- The data -
::::::::::

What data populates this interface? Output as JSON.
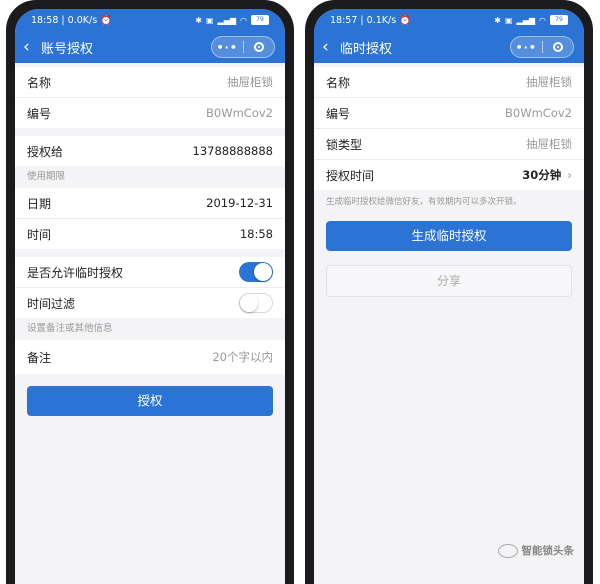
{
  "left": {
    "status": {
      "time": "18:58",
      "speed": "0.0K/s",
      "battery": "79"
    },
    "nav": {
      "title": "账号授权"
    },
    "rows": {
      "name": {
        "label": "名称",
        "value": "抽屉柜锁"
      },
      "serial": {
        "label": "编号",
        "value": "B0WmCov2"
      },
      "grantee": {
        "label": "授权给",
        "value": "13788888888"
      },
      "period": "使用期限",
      "date": {
        "label": "日期",
        "value": "2019-12-31"
      },
      "time": {
        "label": "时间",
        "value": "18:58"
      },
      "allow_temp": {
        "label": "是否允许临时授权",
        "on": true
      },
      "time_filter": {
        "label": "时间过滤",
        "on": false
      },
      "remark_section": "设置备注或其他信息",
      "remark": {
        "label": "备注",
        "placeholder": "20个字以内"
      }
    },
    "button": "授权"
  },
  "right": {
    "status": {
      "time": "18:57",
      "speed": "0.1K/s",
      "battery": "79"
    },
    "nav": {
      "title": "临时授权"
    },
    "rows": {
      "name": {
        "label": "名称",
        "value": "抽屉柜锁"
      },
      "serial": {
        "label": "编号",
        "value": "B0WmCov2"
      },
      "lock_type": {
        "label": "锁类型",
        "value": "抽屉柜锁"
      },
      "duration": {
        "label": "授权时间",
        "value": "30分钟"
      }
    },
    "note": "生成临时授权给微信好友，有效期内可以多次开锁。",
    "generate_button": "生成临时授权",
    "share_button": "分享"
  },
  "watermark": "智能锁头条",
  "icons": {
    "back": "chevron-left-icon",
    "more": "more-dots-icon",
    "close": "close-ring-icon",
    "chevron": "chevron-right-icon"
  },
  "colors": {
    "accent": "#2b73d4",
    "background": "#f4f4f6"
  }
}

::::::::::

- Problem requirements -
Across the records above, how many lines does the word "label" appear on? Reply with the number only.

- Exercise response -
12